The ban follows violent clashes in Sierra Leone's second city of Bo, and similar incidents elsewhere.
Sierra Leone's police spokesman said the ban was a "cooling off period", and police were also investigating the role of traditional secret societies in electioneering and the proliferation of handguns.
"The Sierra Leone police have decided to put a ban on political activities, specifically rallies," police spokesman Ibrahim Samura said on a local radio station on Friday morning.
"The police cannot sit idly by and see certain situations occurring."
Gunfire broke out on September 9 in the city of Bo after Julius Maada Bio, the presidential candidate of the main opposition Sierra Leone People's Party, was hit by a stone while visiting the town.
Following the incident, youths went on the rampage, torching buildings associated with the incumbent All People's Congress Party.
Sierra Leoneans will go to the polls next year, a crucial test of post-war recovery ten years after the end of the country's devastating civil war.
Bio, who briefly led a military junta that ruled Sierra Leone during the war, is hoping to unseat APC President Ernest Bai Koroma.
Despite abundant resources including iron ore, bauxite and diamonds, and increasing interest from foreign companies, Sierra Leone remains one of the world's poorest nations.
Victor Foh, the national secretary-general of the ruling APC, said his party would honour the police's decision.
"We are going to respect the ban. We are under the law and we are not going to challenge, however bitter it may be," Foh said.

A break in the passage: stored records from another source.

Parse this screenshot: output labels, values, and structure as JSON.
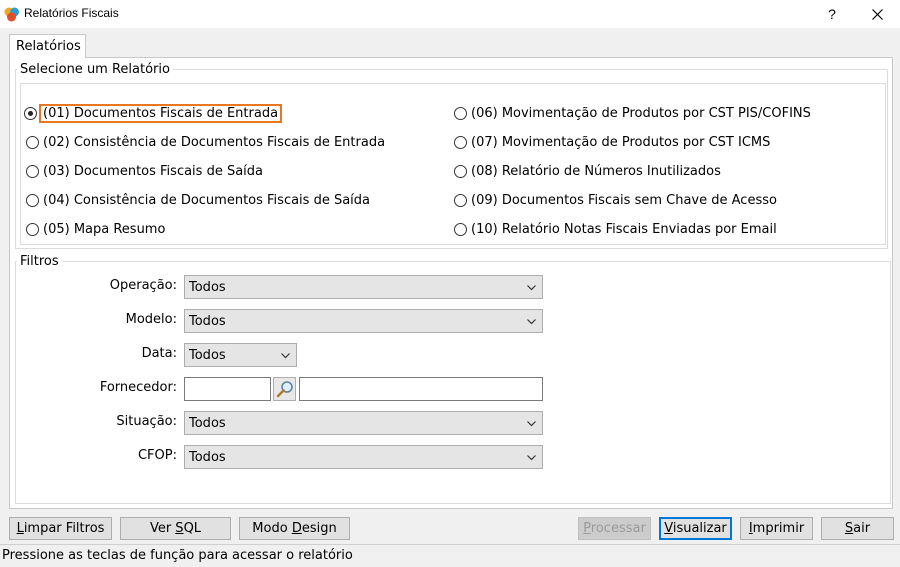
{
  "window": {
    "title": "Relatórios Fiscais",
    "help_label": "?",
    "close_label": "✕"
  },
  "tabs": [
    {
      "label": "Relatórios"
    }
  ],
  "report_group": {
    "legend": "Selecione um Relatório",
    "options": [
      {
        "label": "(01) Documentos Fiscais de Entrada",
        "checked": true
      },
      {
        "label": "(02) Consistência de Documentos Fiscais de Entrada",
        "checked": false
      },
      {
        "label": "(03) Documentos Fiscais de Saída",
        "checked": false
      },
      {
        "label": "(04) Consistência de Documentos Fiscais de Saída",
        "checked": false
      },
      {
        "label": "(05) Mapa Resumo",
        "checked": false
      },
      {
        "label": "(06) Movimentação de Produtos por CST PIS/COFINS",
        "checked": false
      },
      {
        "label": "(07) Movimentação de Produtos por CST ICMS",
        "checked": false
      },
      {
        "label": "(08) Relatório de Números Inutilizados",
        "checked": false
      },
      {
        "label": "(09) Documentos Fiscais sem Chave de Acesso",
        "checked": false
      },
      {
        "label": "(10) Relatório Notas Fiscais Enviadas por Email",
        "checked": false
      }
    ]
  },
  "filters": {
    "legend": "Filtros",
    "operacao": {
      "label": "Operação:",
      "value": "Todos"
    },
    "modelo": {
      "label": "Modelo:",
      "value": "Todos"
    },
    "data": {
      "label": "Data:",
      "value": "Todos"
    },
    "fornecedor": {
      "label": "Fornecedor:",
      "code": "",
      "name": ""
    },
    "situacao": {
      "label": "Situação:",
      "value": "Todos"
    },
    "cfop": {
      "label": "CFOP:",
      "value": "Todos"
    }
  },
  "buttons": {
    "limpar": {
      "pre": "",
      "ul": "L",
      "post": "impar Filtros"
    },
    "ver_sql": {
      "pre": "Ver ",
      "ul": "S",
      "post": "QL"
    },
    "modo_design": {
      "pre": "Modo ",
      "ul": "D",
      "post": "esign"
    },
    "processar": {
      "pre": "",
      "ul": "P",
      "post": "rocessar"
    },
    "visualizar": {
      "pre": "",
      "ul": "V",
      "post": "isualizar"
    },
    "imprimir": {
      "pre": "",
      "ul": "I",
      "post": "mprimir"
    },
    "sair": {
      "pre": "",
      "ul": "S",
      "post": "air"
    }
  },
  "status": {
    "text": "Pressione as teclas de função para acessar o relatório"
  },
  "colors": {
    "focus": "#e87722",
    "default_button": "#0078d7",
    "window_bg": "#f0f0f0"
  }
}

But the leader of another smaller party, the People's Movement for Democratic Change, said the police did not have the authority to issue a ban on political rallies.
"It is outside their mandate," Charles Margai said. "I don't think any of the political parties will honour it because there is no mandate."